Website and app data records
*-*-*
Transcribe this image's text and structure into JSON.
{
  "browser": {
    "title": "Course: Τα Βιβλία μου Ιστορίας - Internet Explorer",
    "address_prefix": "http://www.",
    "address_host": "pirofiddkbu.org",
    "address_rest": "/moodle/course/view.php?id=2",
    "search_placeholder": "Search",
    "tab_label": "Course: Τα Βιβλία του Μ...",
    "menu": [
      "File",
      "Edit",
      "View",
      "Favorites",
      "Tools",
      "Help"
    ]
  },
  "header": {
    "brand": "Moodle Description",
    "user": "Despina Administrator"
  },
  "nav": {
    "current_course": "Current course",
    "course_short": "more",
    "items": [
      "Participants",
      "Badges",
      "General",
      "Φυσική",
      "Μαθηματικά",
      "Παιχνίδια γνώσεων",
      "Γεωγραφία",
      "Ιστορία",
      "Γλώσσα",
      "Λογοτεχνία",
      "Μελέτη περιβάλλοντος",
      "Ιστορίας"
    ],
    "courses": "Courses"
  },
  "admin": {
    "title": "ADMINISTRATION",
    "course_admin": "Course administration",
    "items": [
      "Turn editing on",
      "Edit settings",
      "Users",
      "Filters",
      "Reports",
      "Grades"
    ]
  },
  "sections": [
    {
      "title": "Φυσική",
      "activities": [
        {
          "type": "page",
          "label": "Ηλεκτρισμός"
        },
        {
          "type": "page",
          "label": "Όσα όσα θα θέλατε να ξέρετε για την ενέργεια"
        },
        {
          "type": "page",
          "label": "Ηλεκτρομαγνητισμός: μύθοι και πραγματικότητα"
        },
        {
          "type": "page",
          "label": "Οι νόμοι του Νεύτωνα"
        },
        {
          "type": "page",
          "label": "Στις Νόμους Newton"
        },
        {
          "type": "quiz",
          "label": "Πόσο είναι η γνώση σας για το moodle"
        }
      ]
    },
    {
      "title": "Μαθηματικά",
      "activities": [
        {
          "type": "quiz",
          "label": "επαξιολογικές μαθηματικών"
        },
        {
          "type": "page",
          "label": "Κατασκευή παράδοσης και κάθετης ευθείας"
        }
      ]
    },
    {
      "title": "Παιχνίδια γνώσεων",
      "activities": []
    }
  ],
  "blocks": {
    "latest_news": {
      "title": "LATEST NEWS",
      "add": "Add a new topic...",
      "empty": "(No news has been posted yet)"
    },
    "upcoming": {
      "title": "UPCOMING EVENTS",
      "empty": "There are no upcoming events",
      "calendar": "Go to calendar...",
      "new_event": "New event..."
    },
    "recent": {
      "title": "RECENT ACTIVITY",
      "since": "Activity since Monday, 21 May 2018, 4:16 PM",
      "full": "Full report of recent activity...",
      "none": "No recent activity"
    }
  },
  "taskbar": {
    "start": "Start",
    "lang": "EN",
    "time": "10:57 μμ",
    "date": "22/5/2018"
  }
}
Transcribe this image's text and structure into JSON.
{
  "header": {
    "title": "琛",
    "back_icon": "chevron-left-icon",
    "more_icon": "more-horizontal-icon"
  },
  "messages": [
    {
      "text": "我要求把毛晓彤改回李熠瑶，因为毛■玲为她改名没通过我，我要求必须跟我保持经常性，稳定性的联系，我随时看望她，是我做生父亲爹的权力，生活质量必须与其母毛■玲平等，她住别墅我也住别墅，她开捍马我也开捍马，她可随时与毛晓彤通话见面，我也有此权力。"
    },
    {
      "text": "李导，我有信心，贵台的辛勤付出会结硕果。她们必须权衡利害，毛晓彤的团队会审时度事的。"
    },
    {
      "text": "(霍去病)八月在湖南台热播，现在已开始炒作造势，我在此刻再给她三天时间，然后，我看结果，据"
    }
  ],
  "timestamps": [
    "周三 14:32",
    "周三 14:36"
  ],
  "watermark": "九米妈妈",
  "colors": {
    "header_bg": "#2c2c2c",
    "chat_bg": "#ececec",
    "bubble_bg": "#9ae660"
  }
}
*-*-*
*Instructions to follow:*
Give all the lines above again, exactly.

*Written reply:*
Transcribe this image's text and structure into JSON.
{
  "browser": {
    "title": "Course: Τα Βιβλία μου Ιστορίας - Internet Explorer",
    "address_prefix": "http://www.",
    "address_host": "pirofiddkbu.org",
    "address_rest": "/moodle/course/view.php?id=2",
    "search_placeholder": "Search",
    "tab_label": "Course: Τα Βιβλία του Μ...",
    "menu": [
      "File",
      "Edit",
      "View",
      "Favorites",
      "Tools",
      "Help"
    ]
  },
  "header": {
    "brand": "Moodle Description",
    "user": "Despina Administrator"
  },
  "nav": {
    "current_course": "Current course",
    "course_short": "more",
    "items": [
      "Participants",
      "Badges",
      "General",
      "Φυσική",
      "Μαθηματικά",
      "Παιχνίδια γνώσεων",
      "Γεωγραφία",
      "Ιστορία",
      "Γλώσσα",
      "Λογοτεχνία",
      "Μελέτη περιβάλλοντος",
      "Ιστορίας"
    ],
    "courses": "Courses"
  },
  "admin": {
    "title": "ADMINISTRATION",
    "course_admin": "Course administration",
    "items": [
      "Turn editing on",
      "Edit settings",
      "Users",
      "Filters",
      "Reports",
      "Grades"
    ]
  },
  "sections": [
    {
      "title": "Φυσική",
      "activities": [
        {
          "type": "page",
          "label": "Ηλεκτρισμός"
        },
        {
          "type": "page",
          "label": "Όσα όσα θα θέλατε να ξέρετε για την ενέργεια"
        },
        {
          "type": "page",
          "label": "Ηλεκτρομαγνητισμός: μύθοι και πραγματικότητα"
        },
        {
          "type": "page",
          "label": "Οι νόμοι του Νεύτωνα"
        },
        {
          "type": "page",
          "label": "Στις Νόμους Newton"
        },
        {
          "type": "quiz",
          "label": "Πόσο είναι η γνώση σας για το moodle"
        }
      ]
    },
    {
      "title": "Μαθηματικά",
      "activities": [
        {
          "type": "quiz",
          "label": "επαξιολογικές μαθηματικών"
        },
        {
          "type": "page",
          "label": "Κατασκευή παράδοσης και κάθετης ευθείας"
        }
      ]
    },
    {
      "title": "Παιχνίδια γνώσεων",
      "activities": []
    }
  ],
  "blocks": {
    "latest_news": {
      "title": "LATEST NEWS",
      "add": "Add a new topic...",
      "empty": "(No news has been posted yet)"
    },
    "upcoming": {
      "title": "UPCOMING EVENTS",
      "empty": "There are no upcoming events",
      "calendar": "Go to calendar...",
      "new_event": "New event..."
    },
    "recent": {
      "title": "RECENT ACTIVITY",
      "since": "Activity since Monday, 21 May 2018, 4:16 PM",
      "full": "Full report of recent activity...",
      "none": "No recent activity"
    }
  },
  "taskbar": {
    "start": "Start",
    "lang": "EN",
    "time": "10:57 μμ",
    "date": "22/5/2018"
  }
}
Transcribe this image's text and structure into JSON.
{
  "header": {
    "title": "琛",
    "back_icon": "chevron-left-icon",
    "more_icon": "more-horizontal-icon"
  },
  "messages": [
    {
      "text": "我要求把毛晓彤改回李熠瑶，因为毛■玲为她改名没通过我，我要求必须跟我保持经常性，稳定性的联系，我随时看望她，是我做生父亲爹的权力，生活质量必须与其母毛■玲平等，她住别墅我也住别墅，她开捍马我也开捍马，她可随时与毛晓彤通话见面，我也有此权力。"
    },
    {
      "text": "李导，我有信心，贵台的辛勤付出会结硕果。她们必须权衡利害，毛晓彤的团队会审时度事的。"
    },
    {
      "text": "(霍去病)八月在湖南台热播，现在已开始炒作造势，我在此刻再给她三天时间，然后，我看结果，据"
    }
  ],
  "timestamps": [
    "周三 14:32",
    "周三 14:36"
  ],
  "watermark": "九米妈妈",
  "colors": {
    "header_bg": "#2c2c2c",
    "chat_bg": "#ececec",
    "bubble_bg": "#9ae660"
  }
}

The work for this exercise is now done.